By Kalwinder Kaur
The advanced Mars rover, Curiosity, safely landed on the Red Planet. Weighing 1-T, this rover was suspended from rocket backpack through ropes. Following a 36-week long flight, it landed on Mars, initiating two-year investigation.
Mass Rover Curiosity
Curiosity was carried by the Mars Science Laboratory (MSL) spacecraft. Every step taken for landing on Mars, especially the ultimate severing of the bridle cords followed by the rocket backpack’s flyaway maneuver was proven successful.
Curiosity made its successful landing close to the foot of a mountain with Gale Crater measuring 3-mi in length and 96 mi in diameter. It landed on Aug. 5, at 10:32 p.m. PDT. While on a two-year prime mission, the rover will discover the potential conditions in that region favoring microbial life.
Curiosity has captured the first view of Mars, a wide panorama of rocky ground, anterior to the rover. However, further images will be captured in a few days. The mission includes observations, programming, and analysis of rover performance with respect to its landing site.
Curiosity's successful landing was received via communications transmitted by NASA's Mars Odyssey orbiter.
Curiosity is loaded with 10 massive science instruments including the unique laser-firing instrument for long-distant monitoring elemental composition of rocks. By adopting a drill and scoop at the end of its robotic arm, the rover will collect powdered samples of rock interiors and soil, followed by sieving and packing the samples into its analytical laboratory instruments.

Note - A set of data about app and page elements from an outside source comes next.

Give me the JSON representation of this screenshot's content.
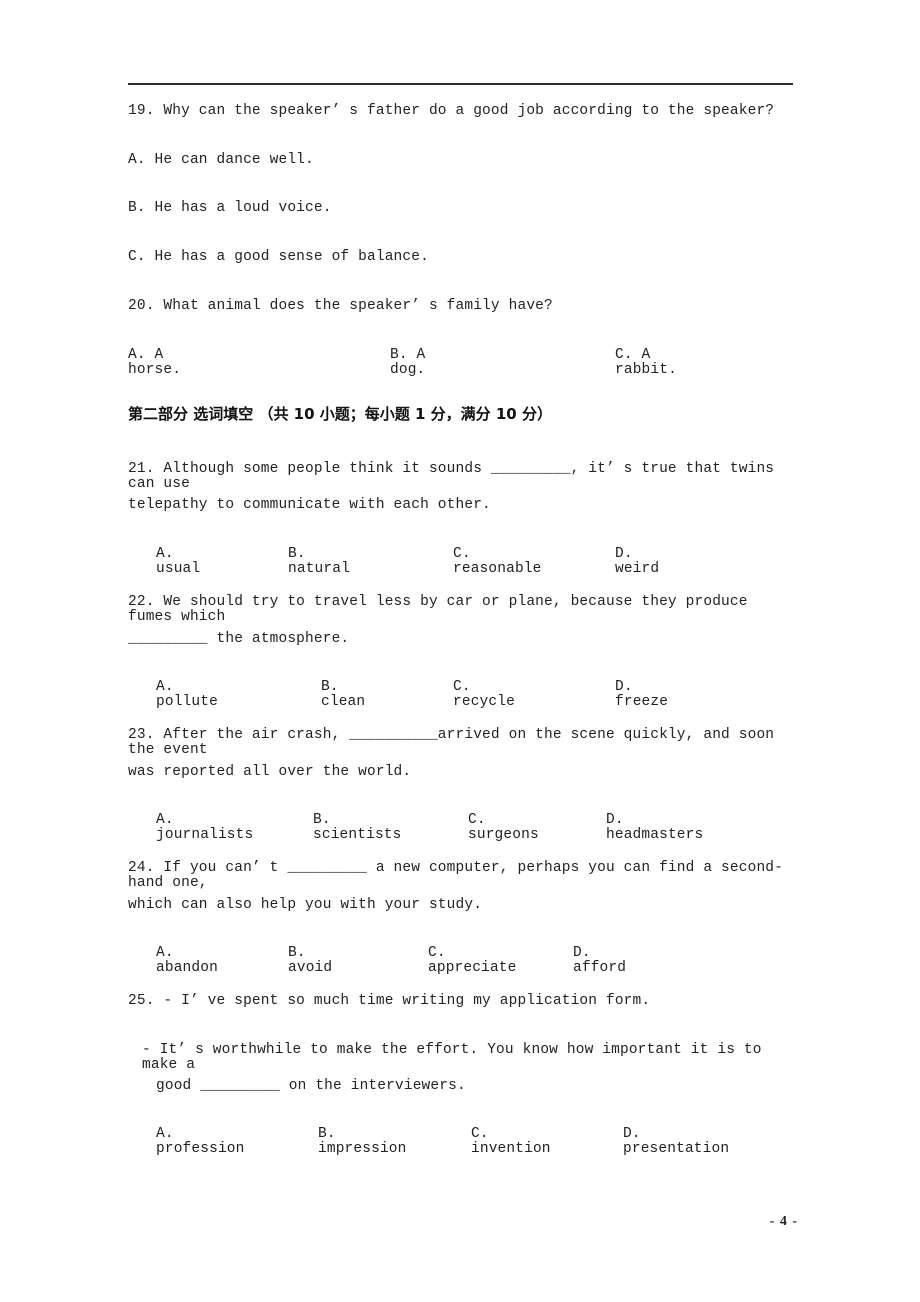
{
  "document": {
    "page_number_label": "- 4 -",
    "header_rule": true
  },
  "listening": {
    "questions": [
      {
        "number": "19.",
        "stem": "19. Why can the speaker’ s father do a good job according to the speaker?",
        "options_stacked": [
          "A. He can dance well.",
          "B. He has a loud voice.",
          "C. He has a good sense of balance."
        ]
      },
      {
        "number": "20.",
        "stem": "20. What animal does the speaker’ s family have?",
        "options_inline": [
          "A. A horse.",
          "B. A dog.",
          "C. A rabbit."
        ]
      }
    ]
  },
  "section": {
    "heading": "第二部分 选词填空 （共 10 小题；每小题 1 分，满分 10 分）"
  },
  "cloze": {
    "questions": [
      {
        "number": "21.",
        "stem_line1": "21. Although some people think it sounds _________, it’ s true that twins can use",
        "stem_line2": "telepathy to communicate with each other.",
        "options": [
          "A. usual",
          "B. natural",
          "C. reasonable",
          "D. weird"
        ]
      },
      {
        "number": "22.",
        "stem_line1": "22. We should try to travel less by car or plane, because they produce fumes which",
        "stem_line2": "_________ the atmosphere.",
        "options": [
          "A. pollute",
          "B. clean",
          "C. recycle",
          "D. freeze"
        ]
      },
      {
        "number": "23.",
        "stem_line1": "23. After the air crash, __________arrived on the scene quickly, and soon the event",
        "stem_line2": "was reported all over the world.",
        "options": [
          "A. journalists",
          "B. scientists",
          "C. surgeons",
          "D. headmasters"
        ]
      },
      {
        "number": "24.",
        "stem_line1": "24. If you can’ t _________ a new computer, perhaps you can find a second-hand one,",
        "stem_line2": "which can also help you with your study.",
        "options": [
          "A. abandon",
          "B. avoid",
          "C. appreciate",
          "D. afford"
        ]
      },
      {
        "number": "25.",
        "stem_line1": "25. - I’ ve spent so much time writing my application form.",
        "stem_line2": "- It’ s worthwhile to make the effort. You know how important it is to make a",
        "stem_line3": "good _________ on the interviewers.",
        "options": [
          "A. profession",
          "B. impression",
          "C. invention",
          "D. presentation"
        ]
      }
    ]
  }
}
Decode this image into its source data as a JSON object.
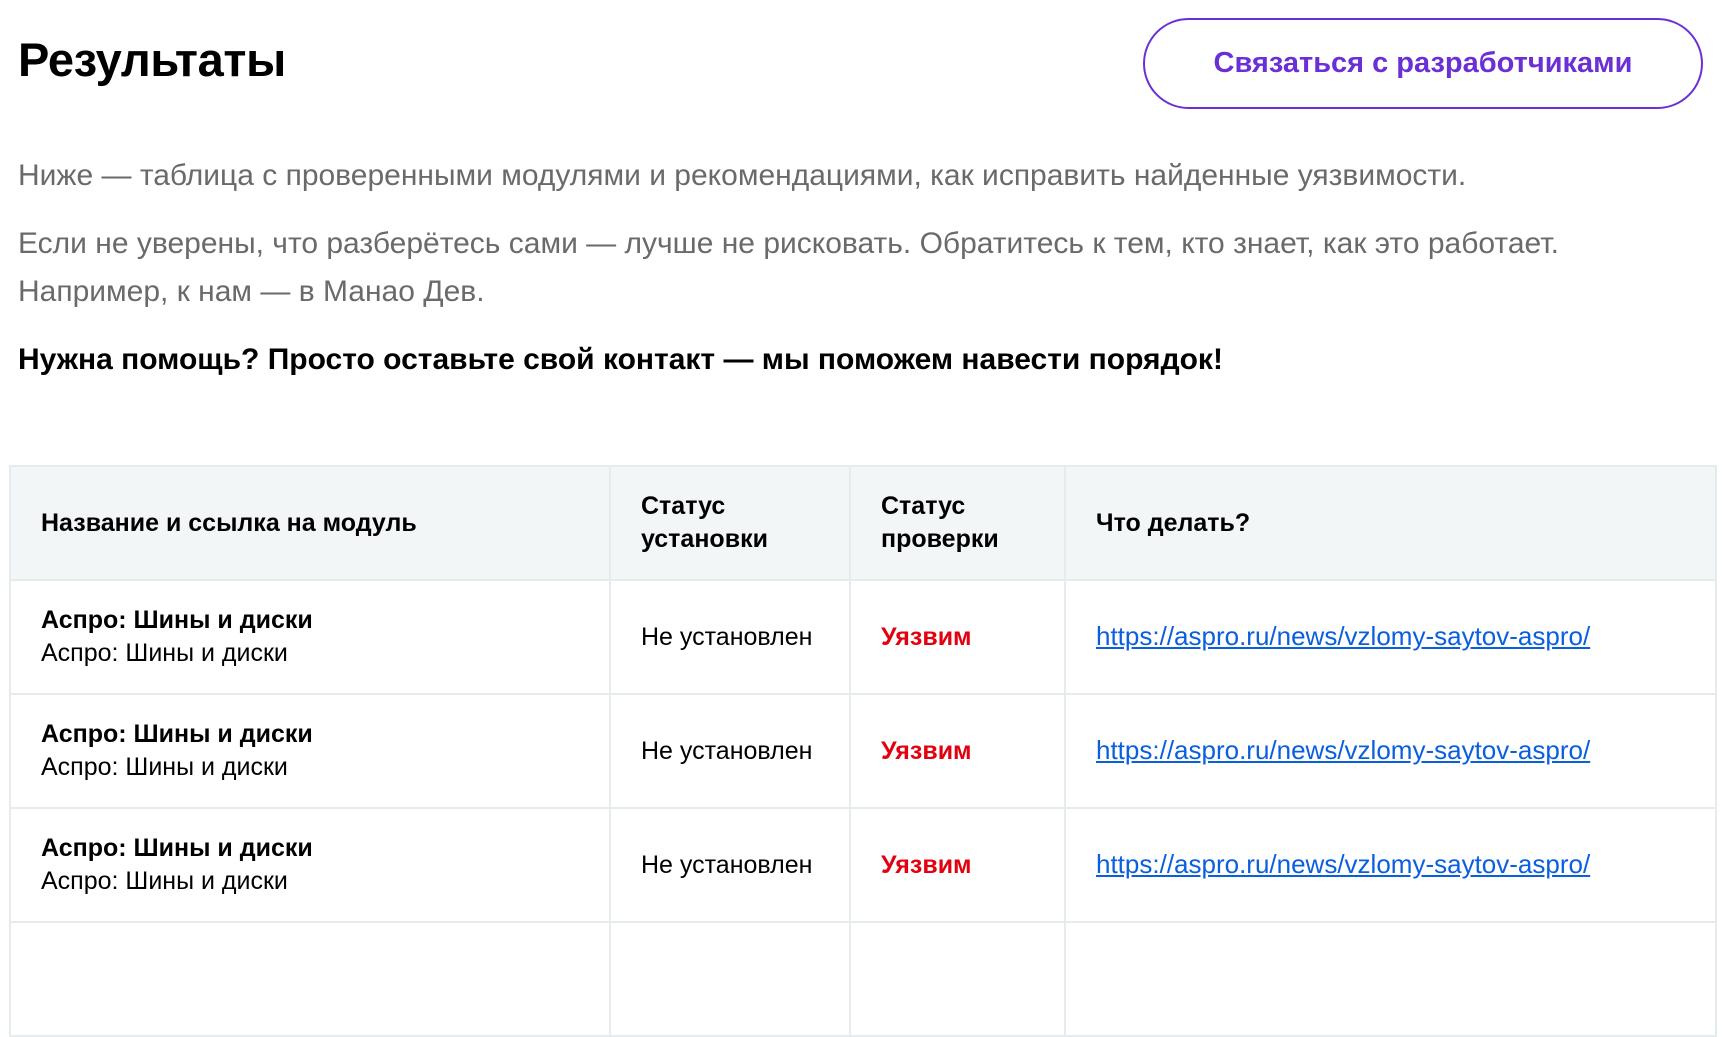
{
  "header": {
    "title": "Результаты",
    "contact_button": "Связаться с разработчиками"
  },
  "intro": {
    "paragraph1": "Ниже — таблица с проверенными модулями и рекомендациями, как исправить найденные уязвимости.",
    "paragraph2": "Если не уверены, что разберётесь сами — лучше не рисковать. Обратитесь к тем, кто знает, как это работает. Например, к нам — в Манао Дев.",
    "cta": "Нужна помощь? Просто оставьте свой контакт — мы поможем навести порядок!"
  },
  "table": {
    "columns": [
      "Название и ссылка на модуль",
      "Статус установки",
      "Статус проверки",
      "Что делать?"
    ],
    "rows": [
      {
        "name": "Аспро: Шины и диски",
        "subname": "Аспро: Шины и диски",
        "install_status": "Не установлен",
        "check_status": "Уязвим",
        "action_link": "https://aspro.ru/news/vzlomy-saytov-aspro/"
      },
      {
        "name": "Аспро: Шины и диски",
        "subname": "Аспро: Шины и диски",
        "install_status": "Не установлен",
        "check_status": "Уязвим",
        "action_link": "https://aspro.ru/news/vzlomy-saytov-aspro/"
      },
      {
        "name": "Аспро: Шины и диски",
        "subname": "Аспро: Шины и диски",
        "install_status": "Не установлен",
        "check_status": "Уязвим",
        "action_link": "https://aspro.ru/news/vzlomy-saytov-aspro/"
      }
    ]
  },
  "colors": {
    "accent": "#6b2fd6",
    "vulnerable": "#e3000f",
    "link": "#0a5fe0",
    "header_bg": "#f2f6f7"
  }
}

Curiosity is 2x longer and 5x heavier than Spirit or Opportunity. The rover is positioned within driving distance of layers of the crater's interior mountain by the Gale Crater landing site. Observations from orbit have led to the detection of clay and sulfate minerals within the lower layers, representing a wet history.
JPL for NASA's Science Mission Directorate in Washington, where the rover was designed, directs this mission.